English poll books and electoral registers from 1538-1893 have now been made available online.
Ancestry.co.uk has recently made available over 4.6 million records from English poll books and electoral registers. Ancestry says: “Poll books trace their origins to a 1696 act of Parliament designed to curb disputed election results and fraud. The remedy included requiring sheriffs to make a list of voters and the candidate they voted for in county elections. These could then be published as poll books. Poll books continued to be used for various elections until the secret ballot was introduced in 1872.
“Poll books will not list all residents of an area. Until 1832, most voters were freeholders and others who could meet property requirements for the franchise, and poll books list only those who actually cast a vote. And while the majority of books in this database are poll books, some are registers, indexes, lists of liverymen, and similar records that will include names and other details, but do not record votes.

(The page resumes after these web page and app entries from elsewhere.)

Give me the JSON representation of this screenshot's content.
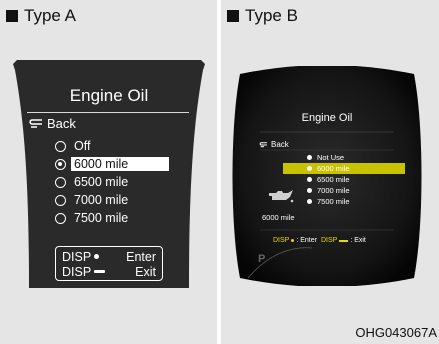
{
  "type_a": {
    "label": "Type A",
    "title": "Engine Oil",
    "back": "Back",
    "options": [
      {
        "label": "Off",
        "selected": false
      },
      {
        "label": "6000 mile",
        "selected": true
      },
      {
        "label": "6500 mile",
        "selected": false
      },
      {
        "label": "7000 mile",
        "selected": false
      },
      {
        "label": "7500 mile",
        "selected": false
      }
    ],
    "disp_enter_key": "DISP",
    "disp_enter_action": "Enter",
    "disp_exit_key": "DISP",
    "disp_exit_action": "Exit"
  },
  "type_b": {
    "label": "Type B",
    "title": "Engine Oil",
    "back": "Back",
    "options": [
      {
        "label": "Not Use",
        "selected": false
      },
      {
        "label": "6000 mile",
        "selected": true
      },
      {
        "label": "6500 mile",
        "selected": false
      },
      {
        "label": "7000 mile",
        "selected": false
      },
      {
        "label": "7500 mile",
        "selected": false
      }
    ],
    "current_value": "6000 mile",
    "disp_enter_key": "DISP",
    "disp_enter_action": ": Enter",
    "disp_exit_key": "DISP",
    "disp_exit_action": ": Exit",
    "gear_indicator": "P",
    "highlight_color": "#c9c200"
  },
  "reference_code": "OHG043067A"
}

What You May Find in the Records
“Besides names and details on the election itself – when it took place, who was running and for what – poll books may list address, occupation, qualifications for voting, and a place where the property that qualified a voter is located.”